**Stored data:**
--- START ---
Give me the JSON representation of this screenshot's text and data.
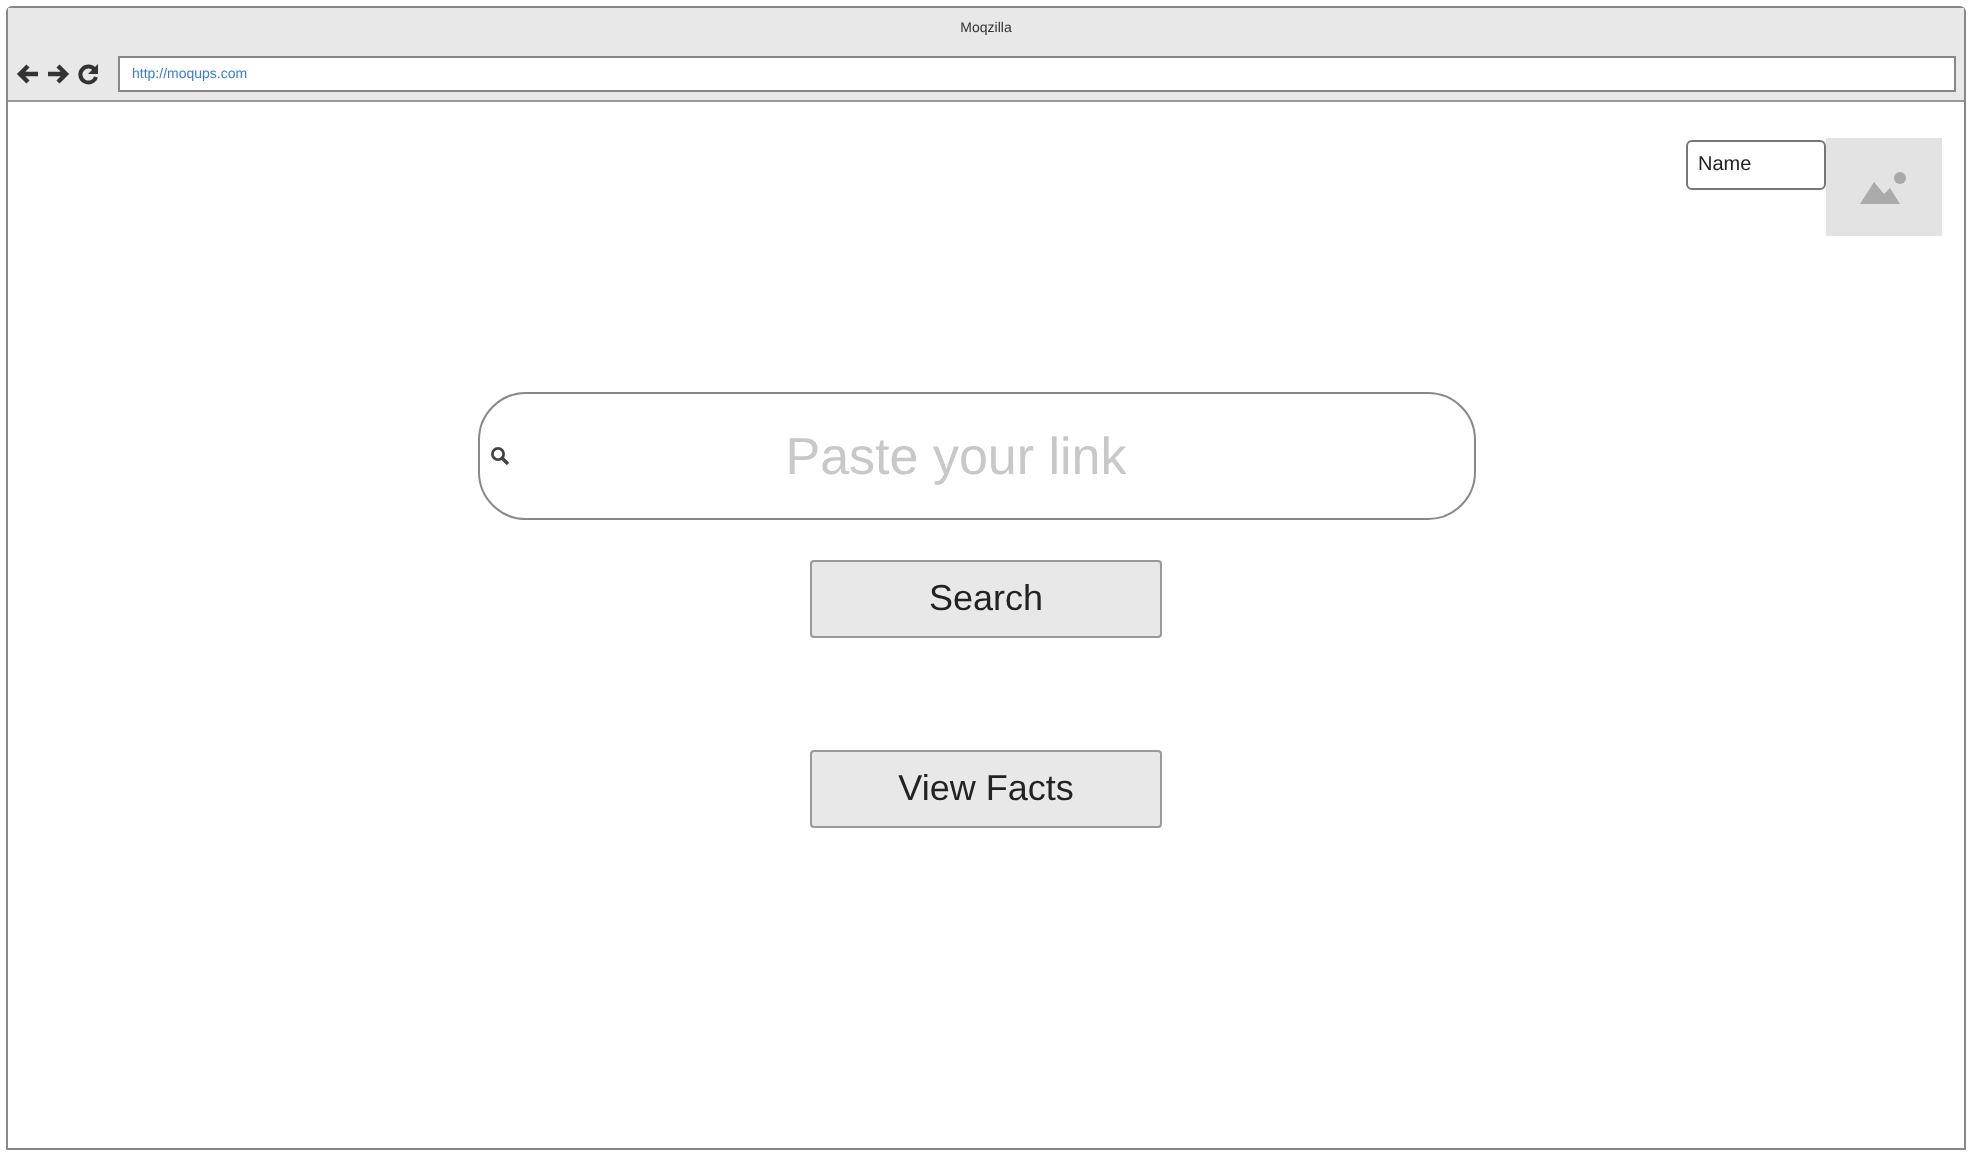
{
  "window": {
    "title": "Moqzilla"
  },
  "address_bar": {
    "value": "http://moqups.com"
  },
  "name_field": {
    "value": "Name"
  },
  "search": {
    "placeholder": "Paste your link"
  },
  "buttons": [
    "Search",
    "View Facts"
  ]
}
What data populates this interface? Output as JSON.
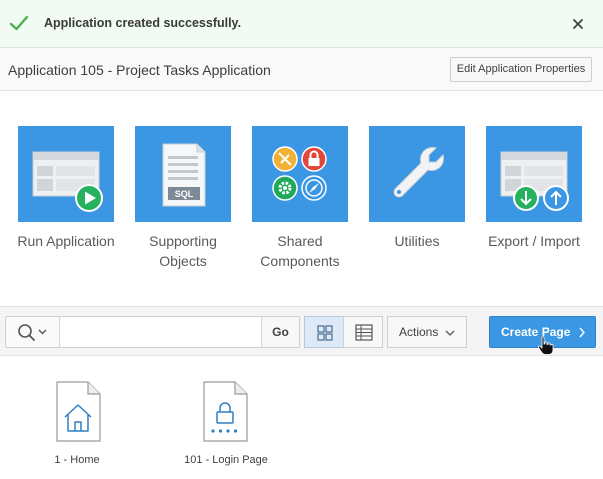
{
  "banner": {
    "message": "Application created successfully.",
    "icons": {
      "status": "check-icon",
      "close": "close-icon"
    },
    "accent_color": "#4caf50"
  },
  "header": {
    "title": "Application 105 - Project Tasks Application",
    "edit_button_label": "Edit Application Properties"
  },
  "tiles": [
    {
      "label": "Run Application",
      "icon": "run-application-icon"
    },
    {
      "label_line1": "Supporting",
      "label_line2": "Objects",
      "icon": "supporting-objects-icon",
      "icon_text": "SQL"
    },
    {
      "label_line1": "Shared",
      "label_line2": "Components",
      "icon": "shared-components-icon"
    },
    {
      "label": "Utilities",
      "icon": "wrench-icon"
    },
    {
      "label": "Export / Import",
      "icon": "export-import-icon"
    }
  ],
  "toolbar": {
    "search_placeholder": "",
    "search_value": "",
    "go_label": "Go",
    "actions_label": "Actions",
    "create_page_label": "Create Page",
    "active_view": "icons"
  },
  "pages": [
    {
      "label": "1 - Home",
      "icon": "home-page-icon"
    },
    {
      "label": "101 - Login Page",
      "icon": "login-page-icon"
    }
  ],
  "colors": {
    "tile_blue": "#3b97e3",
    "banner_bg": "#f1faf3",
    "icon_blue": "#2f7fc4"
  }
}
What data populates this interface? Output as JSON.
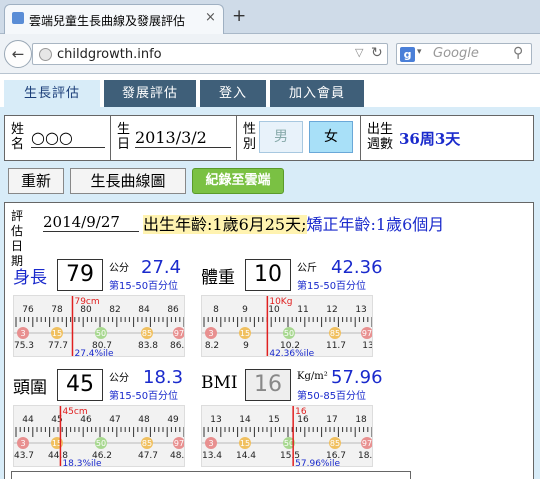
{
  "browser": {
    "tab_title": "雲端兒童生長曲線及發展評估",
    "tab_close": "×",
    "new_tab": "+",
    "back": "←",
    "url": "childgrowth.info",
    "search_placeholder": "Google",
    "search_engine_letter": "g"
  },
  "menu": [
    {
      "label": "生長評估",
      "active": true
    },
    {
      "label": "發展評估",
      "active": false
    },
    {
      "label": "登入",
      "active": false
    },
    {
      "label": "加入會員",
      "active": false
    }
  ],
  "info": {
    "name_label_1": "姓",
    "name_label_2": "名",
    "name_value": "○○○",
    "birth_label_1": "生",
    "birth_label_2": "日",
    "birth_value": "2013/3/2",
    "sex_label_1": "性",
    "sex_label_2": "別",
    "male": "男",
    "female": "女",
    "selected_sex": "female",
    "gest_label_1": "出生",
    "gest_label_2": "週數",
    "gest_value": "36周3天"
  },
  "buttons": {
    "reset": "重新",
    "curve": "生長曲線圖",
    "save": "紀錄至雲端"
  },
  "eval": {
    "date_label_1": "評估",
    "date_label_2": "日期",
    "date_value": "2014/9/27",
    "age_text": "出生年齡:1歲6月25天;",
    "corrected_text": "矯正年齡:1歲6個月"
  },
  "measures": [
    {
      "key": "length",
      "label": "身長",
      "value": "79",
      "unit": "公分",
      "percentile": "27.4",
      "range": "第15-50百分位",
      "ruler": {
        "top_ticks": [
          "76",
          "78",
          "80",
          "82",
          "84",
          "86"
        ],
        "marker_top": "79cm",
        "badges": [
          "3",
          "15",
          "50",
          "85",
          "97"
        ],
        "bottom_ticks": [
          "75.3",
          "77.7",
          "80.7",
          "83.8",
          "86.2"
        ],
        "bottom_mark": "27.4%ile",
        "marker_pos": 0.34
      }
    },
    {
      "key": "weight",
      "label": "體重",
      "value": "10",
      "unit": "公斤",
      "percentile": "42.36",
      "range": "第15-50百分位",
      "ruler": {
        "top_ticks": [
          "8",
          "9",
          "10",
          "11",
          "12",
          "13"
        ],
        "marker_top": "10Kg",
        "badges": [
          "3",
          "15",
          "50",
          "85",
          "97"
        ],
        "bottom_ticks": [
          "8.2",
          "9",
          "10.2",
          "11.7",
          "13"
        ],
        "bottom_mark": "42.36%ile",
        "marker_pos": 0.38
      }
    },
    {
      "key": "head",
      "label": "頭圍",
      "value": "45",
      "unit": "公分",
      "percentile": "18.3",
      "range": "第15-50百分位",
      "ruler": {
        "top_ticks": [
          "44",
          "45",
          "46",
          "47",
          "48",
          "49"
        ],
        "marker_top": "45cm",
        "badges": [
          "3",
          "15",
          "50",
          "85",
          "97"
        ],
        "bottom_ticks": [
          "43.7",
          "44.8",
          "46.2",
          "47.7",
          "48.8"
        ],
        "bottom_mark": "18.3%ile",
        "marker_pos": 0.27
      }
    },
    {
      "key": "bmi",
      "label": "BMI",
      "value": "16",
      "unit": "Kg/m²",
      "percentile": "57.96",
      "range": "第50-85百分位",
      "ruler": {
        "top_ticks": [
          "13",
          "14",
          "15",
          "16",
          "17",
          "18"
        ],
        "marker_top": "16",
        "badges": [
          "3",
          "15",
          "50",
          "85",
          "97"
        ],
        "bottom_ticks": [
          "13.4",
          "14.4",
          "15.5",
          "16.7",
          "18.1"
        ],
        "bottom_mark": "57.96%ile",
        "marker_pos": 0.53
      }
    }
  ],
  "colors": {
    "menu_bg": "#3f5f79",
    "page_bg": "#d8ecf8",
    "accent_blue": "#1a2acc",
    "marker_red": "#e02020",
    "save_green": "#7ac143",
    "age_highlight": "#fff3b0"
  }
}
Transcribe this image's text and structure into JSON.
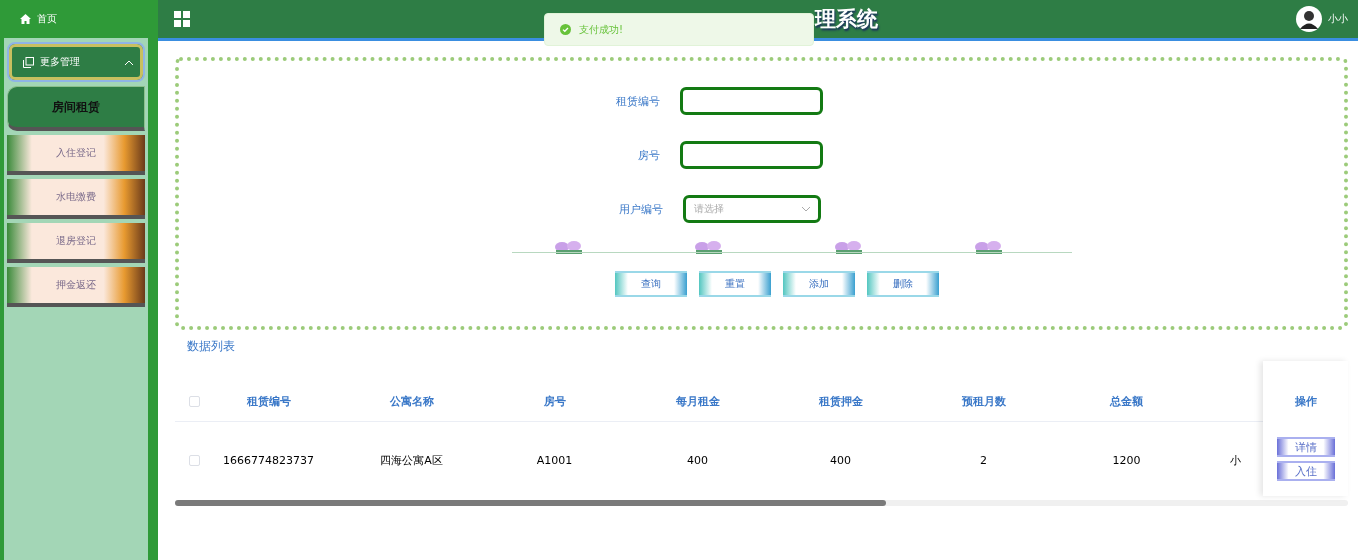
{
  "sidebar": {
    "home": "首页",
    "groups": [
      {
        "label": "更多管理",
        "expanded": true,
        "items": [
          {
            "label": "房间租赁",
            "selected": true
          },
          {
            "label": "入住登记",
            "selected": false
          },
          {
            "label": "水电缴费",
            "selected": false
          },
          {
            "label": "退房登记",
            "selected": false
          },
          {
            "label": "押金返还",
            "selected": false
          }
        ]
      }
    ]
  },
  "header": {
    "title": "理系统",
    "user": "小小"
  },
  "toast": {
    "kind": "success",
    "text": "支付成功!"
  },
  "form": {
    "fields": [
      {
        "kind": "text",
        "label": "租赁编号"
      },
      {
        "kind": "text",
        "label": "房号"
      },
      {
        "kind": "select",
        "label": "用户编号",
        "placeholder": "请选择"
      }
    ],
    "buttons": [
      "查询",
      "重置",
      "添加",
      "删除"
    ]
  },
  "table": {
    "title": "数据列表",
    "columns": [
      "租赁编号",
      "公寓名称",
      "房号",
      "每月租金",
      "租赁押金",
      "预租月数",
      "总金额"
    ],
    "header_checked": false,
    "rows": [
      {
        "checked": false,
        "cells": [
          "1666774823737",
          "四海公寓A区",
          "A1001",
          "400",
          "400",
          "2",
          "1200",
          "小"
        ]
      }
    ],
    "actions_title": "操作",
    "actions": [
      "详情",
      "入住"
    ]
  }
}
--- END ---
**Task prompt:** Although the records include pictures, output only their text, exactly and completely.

**Response for this exercise:**
Give me the JSON representation of this screenshot's text and data.
{
  "window": {
    "title": "Moqzilla"
  },
  "address_bar": {
    "value": "http://moqups.com"
  },
  "name_field": {
    "value": "Name"
  },
  "search": {
    "placeholder": "Paste your link"
  },
  "buttons": [
    "Search",
    "View Facts"
  ]
}
What data populates this interface? Output as JSON.
{
  "banner": {
    "message": "Application created successfully.",
    "icons": {
      "status": "check-icon",
      "close": "close-icon"
    },
    "accent_color": "#4caf50"
  },
  "header": {
    "title": "Application 105 - Project Tasks Application",
    "edit_button_label": "Edit Application Properties"
  },
  "tiles": [
    {
      "label": "Run Application",
      "icon": "run-application-icon"
    },
    {
      "label_line1": "Supporting",
      "label_line2": "Objects",
      "icon": "supporting-objects-icon",
      "icon_text": "SQL"
    },
    {
      "label_line1": "Shared",
      "label_line2": "Components",
      "icon": "shared-components-icon"
    },
    {
      "label": "Utilities",
      "icon": "wrench-icon"
    },
    {
      "label": "Export / Import",
      "icon": "export-import-icon"
    }
  ],
  "toolbar": {
    "search_placeholder": "",
    "search_value": "",
    "go_label": "Go",
    "actions_label": "Actions",
    "create_page_label": "Create Page",
    "active_view": "icons"
  },
  "pages": [
    {
      "label": "1 - Home",
      "icon": "home-page-icon"
    },
    {
      "label": "101 - Login Page",
      "icon": "login-page-icon"
    }
  ],
  "colors": {
    "tile_blue": "#3b97e3",
    "banner_bg": "#f1faf3",
    "icon_blue": "#2f7fc4"
  }
}
What data populates this interface? Output as JSON.
{
  "browser": {
    "tab_title": "雲端兒童生長曲線及發展評估",
    "tab_close": "×",
    "new_tab": "+",
    "back": "←",
    "url": "childgrowth.info",
    "search_placeholder": "Google",
    "search_engine_letter": "g"
  },
  "menu": [
    {
      "label": "生長評估",
      "active": true
    },
    {
      "label": "發展評估",
      "active": false
    },
    {
      "label": "登入",
      "active": false
    },
    {
      "label": "加入會員",
      "active": false
    }
  ],
  "info": {
    "name_label_1": "姓",
    "name_label_2": "名",
    "name_value": "○○○",
    "birth_label_1": "生",
    "birth_label_2": "日",
    "birth_value": "2013/3/2",
    "sex_label_1": "性",
    "sex_label_2": "別",
    "male": "男",
    "female": "女",
    "selected_sex": "female",
    "gest_label_1": "出生",
    "gest_label_2": "週數",
    "gest_value": "36周3天"
  },
  "buttons": {
    "reset": "重新",
    "curve": "生長曲線圖",
    "save": "紀錄至雲端"
  },
  "eval": {
    "date_label_1": "評估",
    "date_label_2": "日期",
    "date_value": "2014/9/27",
    "age_text": "出生年齡:1歲6月25天;",
    "corrected_text": "矯正年齡:1歲6個月"
  },
  "measures": [
    {
      "key": "length",
      "label": "身長",
      "value": "79",
      "unit": "公分",
      "percentile": "27.4",
      "range": "第15-50百分位",
      "ruler": {
        "top_ticks": [
          "76",
          "78",
          "80",
          "82",
          "84",
          "86"
        ],
        "marker_top": "79cm",
        "badges": [
          "3",
          "15",
          "50",
          "85",
          "97"
        ],
        "bottom_ticks": [
          "75.3",
          "77.7",
          "80.7",
          "83.8",
          "86.2"
        ],
        "bottom_mark": "27.4%ile",
        "marker_pos": 0.34
      }
    },
    {
      "key": "weight",
      "label": "體重",
      "value": "10",
      "unit": "公斤",
      "percentile": "42.36",
      "range": "第15-50百分位",
      "ruler": {
        "top_ticks": [
          "8",
          "9",
          "10",
          "11",
          "12",
          "13"
        ],
        "marker_top": "10Kg",
        "badges": [
          "3",
          "15",
          "50",
          "85",
          "97"
        ],
        "bottom_ticks": [
          "8.2",
          "9",
          "10.2",
          "11.7",
          "13"
        ],
        "bottom_mark": "42.36%ile",
        "marker_pos": 0.38
      }
    },
    {
      "key": "head",
      "label": "頭圍",
      "value": "45",
      "unit": "公分",
      "percentile": "18.3",
      "range": "第15-50百分位",
      "ruler": {
        "top_ticks": [
          "44",
          "45",
          "46",
          "47",
          "48",
          "49"
        ],
        "marker_top": "45cm",
        "badges": [
          "3",
          "15",
          "50",
          "85",
          "97"
        ],
        "bottom_ticks": [
          "43.7",
          "44.8",
          "46.2",
          "47.7",
          "48.8"
        ],
        "bottom_mark": "18.3%ile",
        "marker_pos": 0.27
      }
    },
    {
      "key": "bmi",
      "label": "BMI",
      "value": "16",
      "unit": "Kg/m²",
      "percentile": "57.96",
      "range": "第50-85百分位",
      "ruler": {
        "top_ticks": [
          "13",
          "14",
          "15",
          "16",
          "17",
          "18"
        ],
        "marker_top": "16",
        "badges": [
          "3",
          "15",
          "50",
          "85",
          "97"
        ],
        "bottom_ticks": [
          "13.4",
          "14.4",
          "15.5",
          "16.7",
          "18.1"
        ],
        "bottom_mark": "57.96%ile",
        "marker_pos": 0.53
      }
    }
  ],
  "colors": {
    "menu_bg": "#3f5f79",
    "page_bg": "#d8ecf8",
    "accent_blue": "#1a2acc",
    "marker_red": "#e02020",
    "save_green": "#7ac143",
    "age_highlight": "#fff3b0"
  }
}
Transcribe this image's text and structure into JSON.
{
  "sidebar": {
    "home": "首页",
    "groups": [
      {
        "label": "更多管理",
        "expanded": true,
        "items": [
          {
            "label": "房间租赁",
            "selected": true
          },
          {
            "label": "入住登记",
            "selected": false
          },
          {
            "label": "水电缴费",
            "selected": false
          },
          {
            "label": "退房登记",
            "selected": false
          },
          {
            "label": "押金返还",
            "selected": false
          }
        ]
      }
    ]
  },
  "header": {
    "title": "理系统",
    "user": "小小"
  },
  "toast": {
    "kind": "success",
    "text": "支付成功!"
  },
  "form": {
    "fields": [
      {
        "kind": "text",
        "label": "租赁编号"
      },
      {
        "kind": "text",
        "label": "房号"
      },
      {
        "kind": "select",
        "label": "用户编号",
        "placeholder": "请选择"
      }
    ],
    "buttons": [
      "查询",
      "重置",
      "添加",
      "删除"
    ]
  },
  "table": {
    "title": "数据列表",
    "columns": [
      "租赁编号",
      "公寓名称",
      "房号",
      "每月租金",
      "租赁押金",
      "预租月数",
      "总金额"
    ],
    "header_checked": false,
    "rows": [
      {
        "checked": false,
        "cells": [
          "1666774823737",
          "四海公寓A区",
          "A1001",
          "400",
          "400",
          "2",
          "1200",
          "小"
        ]
      }
    ],
    "actions_title": "操作",
    "actions": [
      "详情",
      "入住"
    ]
  }
}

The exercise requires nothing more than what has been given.